By 2020, the World Health Organization wants every hospital and clinic to use only “smart syringes” that are designed so they can’t be used more than once, the organization announced today. The syringes would reduce the spread of deadly needle-borne diseases. In 2010, re-used needles accounted for 1.7 million new hepatitis B cases, tens of thousands of new HIV infections and hundreds of thousands of new hepatitis C infections, according to a recent WHO-sponsored study. That’s why the organization thinks smart syringes are worth it, even though they cost at least twice as much as traditional needles.

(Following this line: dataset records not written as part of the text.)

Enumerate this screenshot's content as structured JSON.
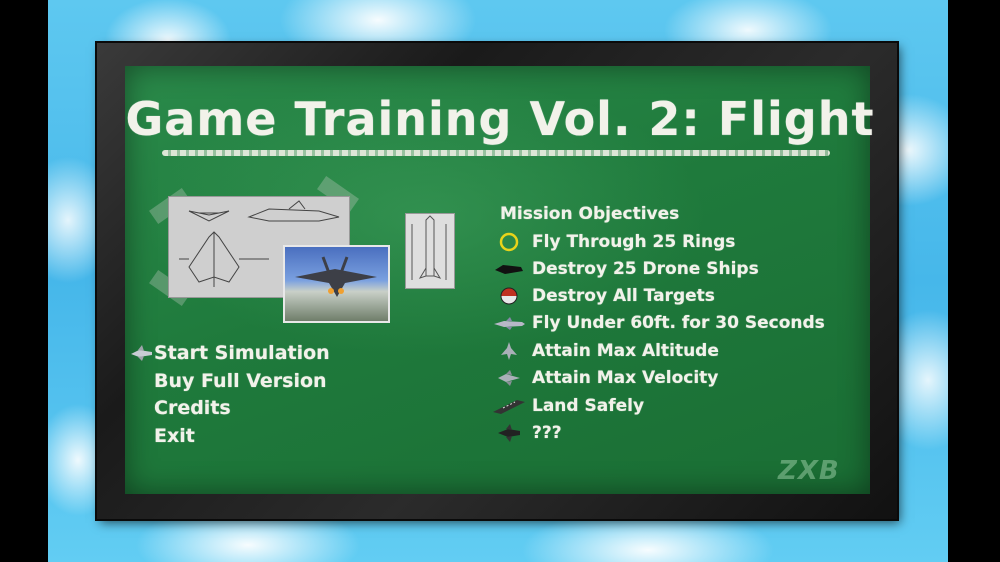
{
  "title": "Game Training Vol. 2: Flight",
  "menu": {
    "items": [
      {
        "label": "Start Simulation",
        "selected": true
      },
      {
        "label": "Buy Full Version",
        "selected": false
      },
      {
        "label": "Credits",
        "selected": false
      },
      {
        "label": "Exit",
        "selected": false
      }
    ]
  },
  "objectives": {
    "header": "Mission Objectives",
    "items": [
      {
        "label": "Fly Through 25 Rings",
        "icon": "ring-icon"
      },
      {
        "label": "Destroy 25 Drone Ships",
        "icon": "drone-ship-icon"
      },
      {
        "label": "Destroy All Targets",
        "icon": "target-ball-icon"
      },
      {
        "label": "Fly Under 60ft. for 30 Seconds",
        "icon": "low-jet-icon"
      },
      {
        "label": "Attain Max Altitude",
        "icon": "altitude-jet-icon"
      },
      {
        "label": "Attain Max Velocity",
        "icon": "velocity-jet-icon"
      },
      {
        "label": "Land Safely",
        "icon": "runway-icon"
      },
      {
        "label": "???",
        "icon": "unknown-jet-icon"
      }
    ]
  },
  "logo": "ZXB",
  "colors": {
    "chalkboard": "#1f7a3c",
    "chalk": "#f2f2ea",
    "ring": "#e8d31a",
    "sky": "#46b7ea"
  }
}
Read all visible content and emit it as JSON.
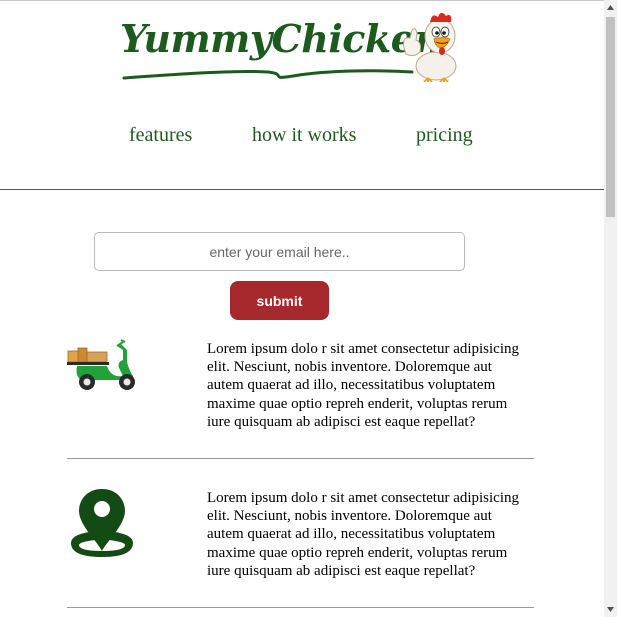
{
  "header": {
    "logo_text": "YummyChicken",
    "nav": [
      {
        "label": "features"
      },
      {
        "label": "how it works"
      },
      {
        "label": "pricing"
      }
    ]
  },
  "form": {
    "email_placeholder": "enter your email here..",
    "submit_label": "submit"
  },
  "features": [
    {
      "icon": "delivery-scooter-icon",
      "text": "Lorem ipsum dolo r sit amet consectetur adipisicing elit. Nesciunt, nobis inventore. Doloremque aut autem quaerat ad illo, necessitatibus voluptatem maxime quae optio repreh enderit, voluptas rerum iure quisquam ab adipisci est eaque repellat?"
    },
    {
      "icon": "map-pin-icon",
      "text": "Lorem ipsum dolo r sit amet consectetur adipisicing elit. Nesciunt, nobis inventore. Doloremque aut autem quaerat ad illo, necessitatibus voluptatem maxime quae optio repreh enderit, voluptas rerum iure quisquam ab adipisci est eaque repellat?"
    }
  ],
  "colors": {
    "brand_green": "#1d5a1d",
    "submit_red": "#a7282c"
  }
}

So how do smart syringes work? A quick search finds dozens of patents, dating from the 1980s onwards.